The University of Toronto graduate talks broadway dreams
Farb will star in the upcoming Mirvish production of ‘Fun Home’
Veteran Stratford Festival actor Sara Farb, started out in the drama program at Earl Haig Secondary. Never hinging her hopes on one passion, she was known for being active with the student council, choir and various social climate initiatives.
“What’s great about Earl Haig is that in many ways it contradicts the typical high school experience, in that how popular you are mirrors how involved you are with school activities,” she says.
The tendency to hedge her bets continued when she decided to study English literature at U of T, rather than drama. Attempts at practicality aside, she couldn’t shake the theatre’s powerful draw, and became involved in Toronto’s indie theatre scene.
“Acting had been a constant in my life, and I couldn’t really fathom an existence without it.”
Farb took classes in copywriting at George Brown and performed in cabarets and self-produced small-stage theatre.
“It took me a while to find how to fit in with my skill set,” she says.
One day, an audition for the Stratford Festival turned her pipe dream into a legitimate career path. Farb was cast in the festival’s 2013 season. She would spend the next five years with the festival, growing immensely as an actor and playing seminal roles like Juliet (Romeo and Juliet, 2017) and Anne Frank (The Diary of Anne Frank, 2015).
“I’m eternally grateful to Stratford,” she says. “Being cast there was the most out of the blue and life-changing moment of my life,” she says.
Taking this year away from the festival to focus on other ventures has proven very fruitful as well. Having just finished a run in the smash hit The Humans, at Canadian Stage, Farb now heads into rehearsals for Mirvish’s newest venture, 2016 Tony Award–winning musical Fun Home. Based on the graphic novel by Alison Bechdel, Fun Home is an adapted memoir, outlining Bechdel’s coming-of-age, employing themes of gender roles, sexuality and family dysfunction. The critically acclaimed show will run April 13 to May 6 at the CAA Theatre (formerly the Panasonic).
The Bechdel Test, a test created by Alison Bechdel, is a crucial piece of the feminist movement in Hollywood.
“It [the Bechdel Test] provides such a great cultural frame of reference for the show. People know who she [Bechdel] is and what she stands for,” says Farb.

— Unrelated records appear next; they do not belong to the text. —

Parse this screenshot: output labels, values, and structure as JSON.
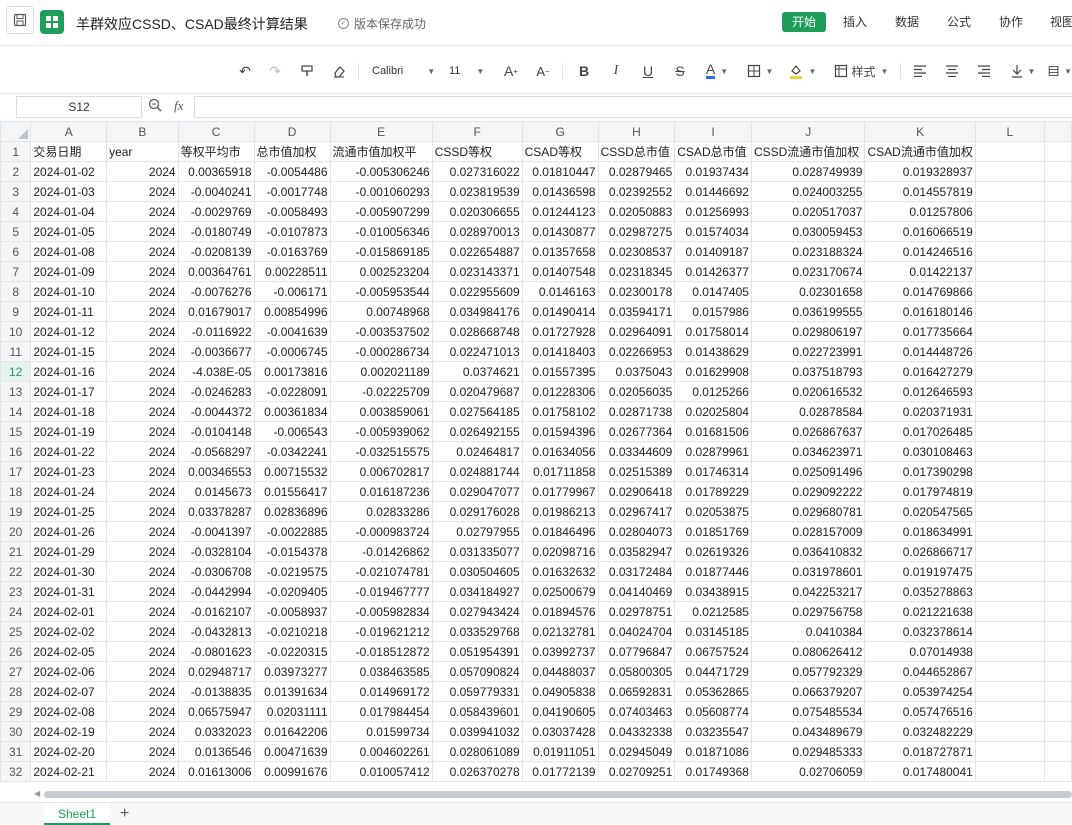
{
  "header": {
    "title": "羊群效应CSSD、CSAD最终计算结果",
    "save_status": "版本保存成功",
    "menus": [
      "开始",
      "插入",
      "数据",
      "公式",
      "协作",
      "视图"
    ]
  },
  "toolbar": {
    "font_name": "Calibri",
    "font_size": "11",
    "style_label": "样式"
  },
  "formula_bar": {
    "cell_ref": "S12",
    "fx_label": "fx",
    "formula": ""
  },
  "columns": [
    "A",
    "B",
    "C",
    "D",
    "E",
    "F",
    "G",
    "H",
    "I",
    "J",
    "K",
    "L"
  ],
  "header_row": [
    "交易日期",
    "year",
    "等权平均市",
    "总市值加权",
    "流通市值加权平",
    "CSSD等权",
    "CSAD等权",
    "CSSD总市值",
    "CSAD总市值",
    "CSSD流通市值加权",
    "CSAD流通市值加权",
    ""
  ],
  "rows": [
    [
      "2024-01-02",
      "2024",
      "0.00365918",
      "-0.0054486",
      "-0.005306246",
      "0.027316022",
      "0.01810447",
      "0.02879465",
      "0.01937434",
      "0.028749939",
      "0.019328937",
      ""
    ],
    [
      "2024-01-03",
      "2024",
      "-0.0040241",
      "-0.0017748",
      "-0.001060293",
      "0.023819539",
      "0.01436598",
      "0.02392552",
      "0.01446692",
      "0.024003255",
      "0.014557819",
      ""
    ],
    [
      "2024-01-04",
      "2024",
      "-0.0029769",
      "-0.0058493",
      "-0.005907299",
      "0.020306655",
      "0.01244123",
      "0.02050883",
      "0.01256993",
      "0.020517037",
      "0.01257806",
      ""
    ],
    [
      "2024-01-05",
      "2024",
      "-0.0180749",
      "-0.0107873",
      "-0.010056346",
      "0.028970013",
      "0.01430877",
      "0.02987275",
      "0.01574034",
      "0.030059453",
      "0.016066519",
      ""
    ],
    [
      "2024-01-08",
      "2024",
      "-0.0208139",
      "-0.0163769",
      "-0.015869185",
      "0.022654887",
      "0.01357658",
      "0.02308537",
      "0.01409187",
      "0.023188324",
      "0.014246516",
      ""
    ],
    [
      "2024-01-09",
      "2024",
      "0.00364761",
      "0.00228511",
      "0.002523204",
      "0.023143371",
      "0.01407548",
      "0.02318345",
      "0.01426377",
      "0.023170674",
      "0.01422137",
      ""
    ],
    [
      "2024-01-10",
      "2024",
      "-0.0076276",
      "-0.006171",
      "-0.005953544",
      "0.022955609",
      "0.0146163",
      "0.02300178",
      "0.0147405",
      "0.02301658",
      "0.014769866",
      ""
    ],
    [
      "2024-01-11",
      "2024",
      "0.01679017",
      "0.00854996",
      "0.00748968",
      "0.034984176",
      "0.01490414",
      "0.03594171",
      "0.0157986",
      "0.036199555",
      "0.016180146",
      ""
    ],
    [
      "2024-01-12",
      "2024",
      "-0.0116922",
      "-0.0041639",
      "-0.003537502",
      "0.028668748",
      "0.01727928",
      "0.02964091",
      "0.01758014",
      "0.029806197",
      "0.017735664",
      ""
    ],
    [
      "2024-01-15",
      "2024",
      "-0.0036677",
      "-0.0006745",
      "-0.000286734",
      "0.022471013",
      "0.01418403",
      "0.02266953",
      "0.01438629",
      "0.022723991",
      "0.014448726",
      ""
    ],
    [
      "2024-01-16",
      "2024",
      "-4.038E-05",
      "0.00173816",
      "0.002021189",
      "0.0374621",
      "0.01557395",
      "0.0375043",
      "0.01629908",
      "0.037518793",
      "0.016427279",
      ""
    ],
    [
      "2024-01-17",
      "2024",
      "-0.0246283",
      "-0.0228091",
      "-0.02225709",
      "0.020479687",
      "0.01228306",
      "0.02056035",
      "0.0125266",
      "0.020616532",
      "0.012646593",
      ""
    ],
    [
      "2024-01-18",
      "2024",
      "-0.0044372",
      "0.00361834",
      "0.003859061",
      "0.027564185",
      "0.01758102",
      "0.02871738",
      "0.02025804",
      "0.02878584",
      "0.020371931",
      ""
    ],
    [
      "2024-01-19",
      "2024",
      "-0.0104148",
      "-0.006543",
      "-0.005939062",
      "0.026492155",
      "0.01594396",
      "0.02677364",
      "0.01681506",
      "0.026867637",
      "0.017026485",
      ""
    ],
    [
      "2024-01-22",
      "2024",
      "-0.0568297",
      "-0.0342241",
      "-0.032515575",
      "0.02464817",
      "0.01634056",
      "0.03344609",
      "0.02879961",
      "0.034623971",
      "0.030108463",
      ""
    ],
    [
      "2024-01-23",
      "2024",
      "0.00346553",
      "0.00715532",
      "0.006702817",
      "0.024881744",
      "0.01711858",
      "0.02515389",
      "0.01746314",
      "0.025091496",
      "0.017390298",
      ""
    ],
    [
      "2024-01-24",
      "2024",
      "0.0145673",
      "0.01556417",
      "0.016187236",
      "0.029047077",
      "0.01779967",
      "0.02906418",
      "0.01789229",
      "0.029092222",
      "0.017974819",
      ""
    ],
    [
      "2024-01-25",
      "2024",
      "0.03378287",
      "0.02836896",
      "0.02833286",
      "0.029176028",
      "0.01986213",
      "0.02967417",
      "0.02053875",
      "0.029680781",
      "0.020547565",
      ""
    ],
    [
      "2024-01-26",
      "2024",
      "-0.0041397",
      "-0.0022885",
      "-0.000983724",
      "0.02797955",
      "0.01846496",
      "0.02804073",
      "0.01851769",
      "0.028157009",
      "0.018634991",
      ""
    ],
    [
      "2024-01-29",
      "2024",
      "-0.0328104",
      "-0.0154378",
      "-0.01426862",
      "0.031335077",
      "0.02098716",
      "0.03582947",
      "0.02619326",
      "0.036410832",
      "0.026866717",
      ""
    ],
    [
      "2024-01-30",
      "2024",
      "-0.0306708",
      "-0.0219575",
      "-0.021074781",
      "0.030504605",
      "0.01632632",
      "0.03172484",
      "0.01877446",
      "0.031978601",
      "0.019197475",
      ""
    ],
    [
      "2024-01-31",
      "2024",
      "-0.0442994",
      "-0.0209405",
      "-0.019467777",
      "0.034184927",
      "0.02500679",
      "0.04140469",
      "0.03438915",
      "0.042253217",
      "0.035278863",
      ""
    ],
    [
      "2024-02-01",
      "2024",
      "-0.0162107",
      "-0.0058937",
      "-0.005982834",
      "0.027943424",
      "0.01894576",
      "0.02978751",
      "0.0212585",
      "0.029756758",
      "0.021221638",
      ""
    ],
    [
      "2024-02-02",
      "2024",
      "-0.0432813",
      "-0.0210218",
      "-0.019621212",
      "0.033529768",
      "0.02132781",
      "0.04024704",
      "0.03145185",
      "0.0410384",
      "0.032378614",
      ""
    ],
    [
      "2024-02-05",
      "2024",
      "-0.0801623",
      "-0.0220315",
      "-0.018512872",
      "0.051954391",
      "0.03992737",
      "0.07796847",
      "0.06757524",
      "0.080626412",
      "0.07014938",
      ""
    ],
    [
      "2024-02-06",
      "2024",
      "0.02948717",
      "0.03973277",
      "0.038463585",
      "0.057090824",
      "0.04488037",
      "0.05800305",
      "0.04471729",
      "0.057792329",
      "0.044652867",
      ""
    ],
    [
      "2024-02-07",
      "2024",
      "-0.0138835",
      "0.01391634",
      "0.014969172",
      "0.059779331",
      "0.04905838",
      "0.06592831",
      "0.05362865",
      "0.066379207",
      "0.053974254",
      ""
    ],
    [
      "2024-02-08",
      "2024",
      "0.06575947",
      "0.02031111",
      "0.017984454",
      "0.058439601",
      "0.04190605",
      "0.07403463",
      "0.05608774",
      "0.075485534",
      "0.057476516",
      ""
    ],
    [
      "2024-02-19",
      "2024",
      "0.0332023",
      "0.01642206",
      "0.01599734",
      "0.039941032",
      "0.03037428",
      "0.04332338",
      "0.03235547",
      "0.043489679",
      "0.032482229",
      ""
    ],
    [
      "2024-02-20",
      "2024",
      "0.0136546",
      "0.00471639",
      "0.004602261",
      "0.028061089",
      "0.01911051",
      "0.02945049",
      "0.01871086",
      "0.029485333",
      "0.018727871",
      ""
    ],
    [
      "2024-02-21",
      "2024",
      "0.01613006",
      "0.00991676",
      "0.010057412",
      "0.026370278",
      "0.01772139",
      "0.02709251",
      "0.01749368",
      "0.02706059",
      "0.017480041",
      ""
    ]
  ],
  "selected_row": "12",
  "sheets": [
    "Sheet1"
  ]
}
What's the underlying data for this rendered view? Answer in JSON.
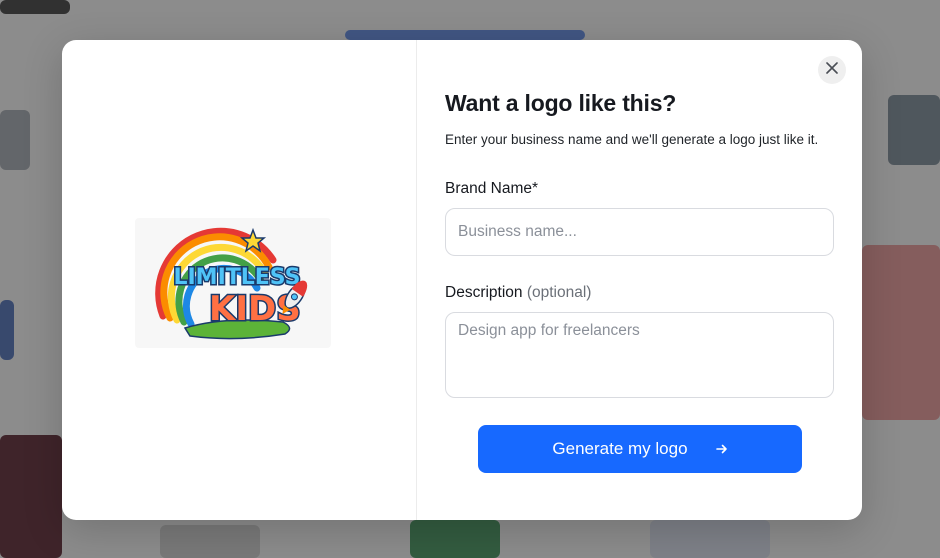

The test pushes for more work by women and featuring women and challenges us to look critically at works of fiction, such as films, for any conversation between two women that does not centre on a man, a test that surprisingly many works fail.
Moving forward, Farb hopes to continue on her chosen path, hoping to one day originate a role on Broadway and create more of her own original work.
“I’d love to write a show that has a long life, one that transcends the present moment,” she muses.